A Philadelphia judge Friday denied an attempt by the local police union to block a Police Department policy that allows officials to release the names of officers who shoot people within 72 hours — a long-standing debate that was rekindled last month when a group of protesters staged a profanity-laced demonstration outside an officer's Bustleton home.

The ruling from Common Pleas Court Judge Daniel J. Anders, which followed a hearing in City Hall, was applauded by attorneys for the city, who had argued that the policy was enacted in the name of public trust. Cities across the country in recent years faced waves of angry protests after delaying in identifying officers who fatally shot people. Sozi Pedro Tulante, city solicitor, said Philadelphia wanted to avoid such tensions.

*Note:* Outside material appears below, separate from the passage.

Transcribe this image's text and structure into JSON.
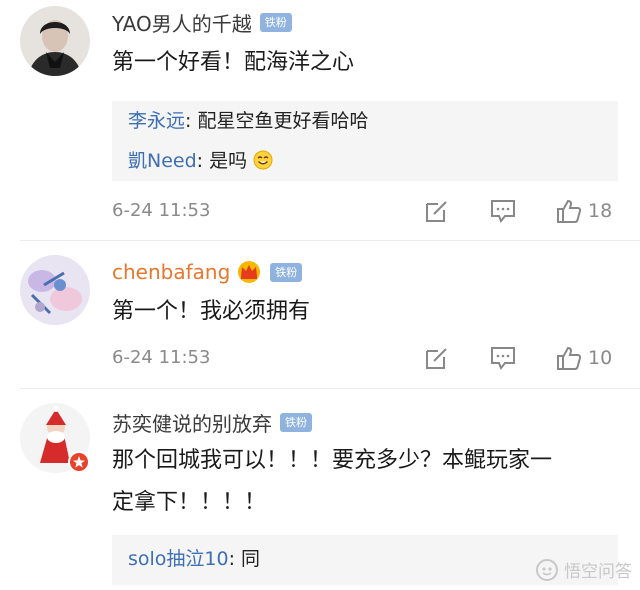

"It's really important for the Police Department to have transparency," Tulante said.

John McNesby, president of Fraternal Order of Police Lodge 5, declined to comment after the hearing.

The union, however, released a statement Friday evening saying: "The standard for obtaining an injunction is high, and the judge felt that based on the evidence available … the standards for relief [were] not met."

Lawyers for the union, led by Marc Gelman, had sought to convince Anders that releasing the names of officers put them and their families in danger. They said that Officer Ryan Pownall — who fatally shot a man during a traffic stop in June — had received death threats over the summer, and that his wife feared for the safety of their children, particularly following the protest outside the Pownalls' home last month.

The issue of naming police officers following shootings has stirred debate nationally and locally for several years.

In 2015, just days after the Philadelphia Police Department announced it would release the names of officers involved in shootings within 72 hours, the FOP filed an unfair-labor-practice complaint to block the policy. That process is ongoing, with another hearing scheduled for December.

Also in 2015, the Republican governor of Arizona vetoed a bill that would have prevented departments from releasing officers' names for 60 days. Similar legislation was proposed but not passed in Oregon, and courts in Virginia and California have also wrestled with the issue.

Last fall, Gov. Wolf, a Democrat, vetoed legislation that would have delayed the release of officers' names for 30 days. A nearly identical bill — sponsored by Rep. Martina White, a Republican who represents a Northeast Philadelphia district where many police officers live — was overwhelmingly passed by the House in March, but has not yet been approved by the Senate. A spokesman for Wolf said Friday his opposition to the bill as currently drafted remains unchanged.

The debate in Philadelphia was renewed with added urgency last month after a small but raucous group of protesters staged a provocative demonstration outside the home of Pownall, who fatally shot David Jones in North Philadelphia on June 8.

Following that protest — during which demonstrators hung signs on lampposts calling for Pownall's arrest — the FOP filed suit in Common Pleas Court seeking an injunction that would block the department from employing the policy, citing safety concerns for officers.

Tulante countered that the city has released the names of 64 officers since it enacted the policy in 2015, and that the FOP had not identified any other cases where an officer had reported being in danger. Tulante also said the city provided round-the-clock protection for Pownall following the shooting of Jones, and placed a surveillance camera on his block.

Chuck Wexler, executive director of the Police Executive Research Forum, based in Washington, said that while there is no national standard regarding when or how to release an officer's name, most departments have leaned in recent years that "the sooner they get this information out, the better."

"Generally speaking, what police chiefs have learned is that the public has a right to know," he said.

Pownall last month was suspended from the force with intent to dismiss for exhibiting what Commissioner Richard Ross called "poor judgment" when firing at Jones. The Attorney General's Office is investigating for potential criminal charges.

Protesters, meanwhile, have said they might return to Pownall's block if he is not arrested.